Page and application data records
──────

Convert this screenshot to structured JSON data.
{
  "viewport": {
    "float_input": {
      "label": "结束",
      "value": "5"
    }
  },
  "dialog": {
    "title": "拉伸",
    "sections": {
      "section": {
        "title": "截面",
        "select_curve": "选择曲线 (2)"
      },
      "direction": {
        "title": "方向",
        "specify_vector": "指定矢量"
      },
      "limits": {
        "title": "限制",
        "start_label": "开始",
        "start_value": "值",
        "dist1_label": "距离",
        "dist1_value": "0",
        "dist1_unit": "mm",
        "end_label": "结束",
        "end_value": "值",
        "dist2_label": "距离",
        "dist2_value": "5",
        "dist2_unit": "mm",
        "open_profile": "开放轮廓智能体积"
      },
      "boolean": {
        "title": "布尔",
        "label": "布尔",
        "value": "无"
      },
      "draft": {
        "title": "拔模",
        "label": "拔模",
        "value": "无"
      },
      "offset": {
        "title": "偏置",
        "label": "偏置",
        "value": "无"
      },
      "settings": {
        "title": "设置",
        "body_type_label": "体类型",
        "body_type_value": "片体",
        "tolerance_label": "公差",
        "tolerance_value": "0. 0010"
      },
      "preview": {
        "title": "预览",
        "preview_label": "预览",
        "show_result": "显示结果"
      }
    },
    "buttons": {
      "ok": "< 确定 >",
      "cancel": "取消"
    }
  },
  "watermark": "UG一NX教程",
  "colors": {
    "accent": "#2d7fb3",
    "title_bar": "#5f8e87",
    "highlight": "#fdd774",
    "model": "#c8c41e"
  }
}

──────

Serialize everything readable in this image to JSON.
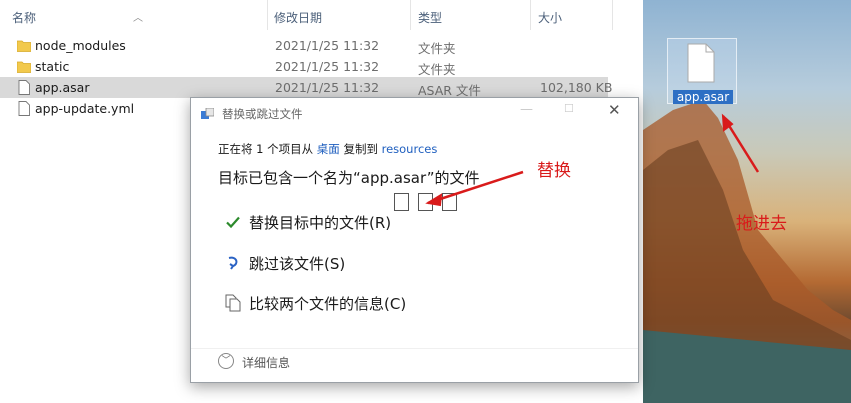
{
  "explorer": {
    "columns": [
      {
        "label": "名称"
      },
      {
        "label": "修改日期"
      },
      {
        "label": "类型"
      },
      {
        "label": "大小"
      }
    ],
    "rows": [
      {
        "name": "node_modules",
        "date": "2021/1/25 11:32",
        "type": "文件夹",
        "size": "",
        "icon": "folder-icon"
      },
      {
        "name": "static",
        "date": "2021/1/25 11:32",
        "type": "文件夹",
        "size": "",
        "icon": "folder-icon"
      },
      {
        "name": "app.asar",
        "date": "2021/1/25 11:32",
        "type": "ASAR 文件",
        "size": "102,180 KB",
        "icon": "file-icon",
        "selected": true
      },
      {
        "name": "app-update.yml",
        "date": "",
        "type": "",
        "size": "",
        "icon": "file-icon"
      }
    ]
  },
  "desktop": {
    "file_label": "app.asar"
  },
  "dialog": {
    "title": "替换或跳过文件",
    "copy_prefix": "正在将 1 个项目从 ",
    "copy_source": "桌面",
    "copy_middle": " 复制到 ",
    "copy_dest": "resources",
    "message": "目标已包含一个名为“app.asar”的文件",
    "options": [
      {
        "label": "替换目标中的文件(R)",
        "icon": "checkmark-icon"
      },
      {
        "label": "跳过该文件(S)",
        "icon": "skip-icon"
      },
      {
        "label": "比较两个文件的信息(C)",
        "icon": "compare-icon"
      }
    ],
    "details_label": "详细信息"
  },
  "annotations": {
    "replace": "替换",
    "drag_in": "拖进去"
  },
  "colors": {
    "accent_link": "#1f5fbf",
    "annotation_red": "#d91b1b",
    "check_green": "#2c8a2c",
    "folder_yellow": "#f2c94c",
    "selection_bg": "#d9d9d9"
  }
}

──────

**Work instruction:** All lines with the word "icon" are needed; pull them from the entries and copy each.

**Response area:**
        "icon": "folder-icon"
        "icon": "folder-icon"
        "icon": "file-icon",
        "icon": "file-icon"
        "icon": "checkmark-icon"
        "icon": "skip-icon"
        "icon": "compare-icon"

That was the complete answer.